Manila - Manny Pacquiao has returned to the Philippines, still believing he beat Floyd Mayweather by two points in their welterweight title clash on May 2.
Pacquiao, recovering from shoulder surgery, made a low-key return on Wednesday and said retirement was drawing closer.
There were few signs of his early-morning arrival at Manila airport, and he was later welcomed by modest crowds as he paraded the capital on the back of a flatbed truck.
It was very different from previous homecomings for the former eight-division champion. A smiling Pacquiao, his right arm supported by a black sling, told reporters he had not decided on his future after losing to Mayweather in Las Vegas.
"I will focus first on healing my shoulder,” he said, adding that he would then announbce whether he would continue boxing or retire.
"I'm not saying I am going to retire, but it's near. I'm already 36, turning 37 this December." Pacquiao said it could take six months to recover from the operation on his torn rotator cuff.
Asked about a possible rematch with Mayweather, Pacquiao said: "I (would) like that. I want that. But my focus right now is my shoulder, my work as a congressman and my family."
He had accepted his defeat to Mayweather, but after reviewing the fight on video, he believed he won. "I reviewed the fight and kept score. I won by two points. But a decision has been made and we have to accept it," he said.
Mayweather called Pacquiao a "sore loser" for blaming the injury for his defeat, and the Filipino is facing a law suit which claims he concealed the problem.
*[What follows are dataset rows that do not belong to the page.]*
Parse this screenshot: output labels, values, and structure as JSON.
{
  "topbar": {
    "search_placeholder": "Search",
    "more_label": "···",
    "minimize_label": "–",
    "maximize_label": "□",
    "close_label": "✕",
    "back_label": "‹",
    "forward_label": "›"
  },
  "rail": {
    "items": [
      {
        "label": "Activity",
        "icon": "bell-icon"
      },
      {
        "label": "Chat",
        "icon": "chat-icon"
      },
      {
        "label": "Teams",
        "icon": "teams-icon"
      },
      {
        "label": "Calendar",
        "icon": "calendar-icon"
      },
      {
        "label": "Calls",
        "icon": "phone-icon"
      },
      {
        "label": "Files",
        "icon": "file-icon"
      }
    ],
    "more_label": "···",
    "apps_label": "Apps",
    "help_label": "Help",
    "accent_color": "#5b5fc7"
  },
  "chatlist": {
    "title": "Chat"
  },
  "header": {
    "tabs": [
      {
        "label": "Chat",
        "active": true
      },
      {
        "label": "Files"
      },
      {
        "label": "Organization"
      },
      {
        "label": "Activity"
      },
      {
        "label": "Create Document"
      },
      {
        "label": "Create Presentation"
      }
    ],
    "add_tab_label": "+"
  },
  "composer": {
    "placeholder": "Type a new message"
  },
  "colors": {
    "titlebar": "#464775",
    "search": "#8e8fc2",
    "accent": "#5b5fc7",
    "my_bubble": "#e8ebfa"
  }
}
Despite the defeat, officials still laid on the motorcade around Manila, where autographed T-shirts and CDs of Pacquiao's songs were flung to waiting fans.
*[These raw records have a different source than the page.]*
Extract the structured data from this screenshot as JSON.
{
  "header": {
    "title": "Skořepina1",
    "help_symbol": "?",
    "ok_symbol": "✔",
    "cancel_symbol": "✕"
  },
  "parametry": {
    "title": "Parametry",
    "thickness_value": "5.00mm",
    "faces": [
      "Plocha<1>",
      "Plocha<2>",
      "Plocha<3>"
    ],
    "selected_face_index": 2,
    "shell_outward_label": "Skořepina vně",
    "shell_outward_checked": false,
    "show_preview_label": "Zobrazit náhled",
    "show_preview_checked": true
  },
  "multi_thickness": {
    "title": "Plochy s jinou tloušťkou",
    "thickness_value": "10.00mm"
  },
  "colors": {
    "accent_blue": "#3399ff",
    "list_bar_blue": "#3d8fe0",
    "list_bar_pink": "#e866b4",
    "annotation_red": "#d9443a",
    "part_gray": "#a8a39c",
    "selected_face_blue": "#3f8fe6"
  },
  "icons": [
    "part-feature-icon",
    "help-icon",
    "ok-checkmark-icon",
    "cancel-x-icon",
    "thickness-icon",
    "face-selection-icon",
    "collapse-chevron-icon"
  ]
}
Later, the rags-to-riches "National Fist" was scheduled to pay a courtesy call to President Benigno Aquino.
Asked about his own presidential ambitions, Pacquiao said: "I am considering that. I am thinking about it. Our family has no other intention but to help our countrymen. We consider it an obligation."
Pacquiao is not eligible to stand until he reaches the minimum age of 40, ruling him out of the next election in 2016, with 2022 likely to be his first opportunity.
But he said his wife's worries over the enormous cost of higher political office, both to their bank accounts and to their family, was making him cautious.
"My wife said it's difficult because we are losing time for our children," Pacquiao said of his wife, Jinkee, with whom he has three sons and two daughters.
"We've also been spending millions out of our own pockets to help the poor. We can't just shoo away people lined up at our door," he said.
Pacquiao is on his second three-year term in the Philippines' House of Representatives, representing his wife's home province of Sarangani in the south.